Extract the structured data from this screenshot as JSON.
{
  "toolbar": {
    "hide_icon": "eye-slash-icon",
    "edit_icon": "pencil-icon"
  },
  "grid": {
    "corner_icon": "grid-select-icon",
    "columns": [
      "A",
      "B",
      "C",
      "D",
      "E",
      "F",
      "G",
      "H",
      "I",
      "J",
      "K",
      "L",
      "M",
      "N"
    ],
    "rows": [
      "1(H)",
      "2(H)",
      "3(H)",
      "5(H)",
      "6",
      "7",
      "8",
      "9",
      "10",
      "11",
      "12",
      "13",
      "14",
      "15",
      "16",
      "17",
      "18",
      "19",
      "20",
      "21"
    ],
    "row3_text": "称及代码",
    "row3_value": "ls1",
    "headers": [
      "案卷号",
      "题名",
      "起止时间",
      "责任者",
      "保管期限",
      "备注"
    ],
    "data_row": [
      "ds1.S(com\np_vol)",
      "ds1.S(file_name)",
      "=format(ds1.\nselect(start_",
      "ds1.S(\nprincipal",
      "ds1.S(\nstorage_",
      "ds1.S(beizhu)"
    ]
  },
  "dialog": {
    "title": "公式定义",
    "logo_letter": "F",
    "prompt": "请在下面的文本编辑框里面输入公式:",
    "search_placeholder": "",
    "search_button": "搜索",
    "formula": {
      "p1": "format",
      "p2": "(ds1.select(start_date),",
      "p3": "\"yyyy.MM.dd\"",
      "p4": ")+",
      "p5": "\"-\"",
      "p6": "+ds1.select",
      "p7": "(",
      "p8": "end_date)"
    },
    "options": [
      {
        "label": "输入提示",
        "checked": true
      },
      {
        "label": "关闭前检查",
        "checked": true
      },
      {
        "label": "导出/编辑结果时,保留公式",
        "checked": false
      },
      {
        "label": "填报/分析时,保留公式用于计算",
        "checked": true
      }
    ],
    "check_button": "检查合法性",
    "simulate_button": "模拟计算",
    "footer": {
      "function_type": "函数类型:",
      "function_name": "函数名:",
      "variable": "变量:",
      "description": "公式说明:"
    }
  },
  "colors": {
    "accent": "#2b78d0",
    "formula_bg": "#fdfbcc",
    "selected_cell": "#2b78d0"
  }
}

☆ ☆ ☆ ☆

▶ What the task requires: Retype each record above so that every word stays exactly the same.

▶ Exercise response:
Extract the structured data from this screenshot as JSON.
{
  "toolbar": {
    "hide_icon": "eye-slash-icon",
    "edit_icon": "pencil-icon"
  },
  "grid": {
    "corner_icon": "grid-select-icon",
    "columns": [
      "A",
      "B",
      "C",
      "D",
      "E",
      "F",
      "G",
      "H",
      "I",
      "J",
      "K",
      "L",
      "M",
      "N"
    ],
    "rows": [
      "1(H)",
      "2(H)",
      "3(H)",
      "5(H)",
      "6",
      "7",
      "8",
      "9",
      "10",
      "11",
      "12",
      "13",
      "14",
      "15",
      "16",
      "17",
      "18",
      "19",
      "20",
      "21"
    ],
    "row3_text": "称及代码",
    "row3_value": "ls1",
    "headers": [
      "案卷号",
      "题名",
      "起止时间",
      "责任者",
      "保管期限",
      "备注"
    ],
    "data_row": [
      "ds1.S(com\np_vol)",
      "ds1.S(file_name)",
      "=format(ds1.\nselect(start_",
      "ds1.S(\nprincipal",
      "ds1.S(\nstorage_",
      "ds1.S(beizhu)"
    ]
  },
  "dialog": {
    "title": "公式定义",
    "logo_letter": "F",
    "prompt": "请在下面的文本编辑框里面输入公式:",
    "search_placeholder": "",
    "search_button": "搜索",
    "formula": {
      "p1": "format",
      "p2": "(ds1.select(start_date),",
      "p3": "\"yyyy.MM.dd\"",
      "p4": ")+",
      "p5": "\"-\"",
      "p6": "+ds1.select",
      "p7": "(",
      "p8": "end_date)"
    },
    "options": [
      {
        "label": "输入提示",
        "checked": true
      },
      {
        "label": "关闭前检查",
        "checked": true
      },
      {
        "label": "导出/编辑结果时,保留公式",
        "checked": false
      },
      {
        "label": "填报/分析时,保留公式用于计算",
        "checked": true
      }
    ],
    "check_button": "检查合法性",
    "simulate_button": "模拟计算",
    "footer": {
      "function_type": "函数类型:",
      "function_name": "函数名:",
      "variable": "变量:",
      "description": "公式说明:"
    }
  },
  "colors": {
    "accent": "#2b78d0",
    "formula_bg": "#fdfbcc",
    "selected_cell": "#2b78d0"
  }
}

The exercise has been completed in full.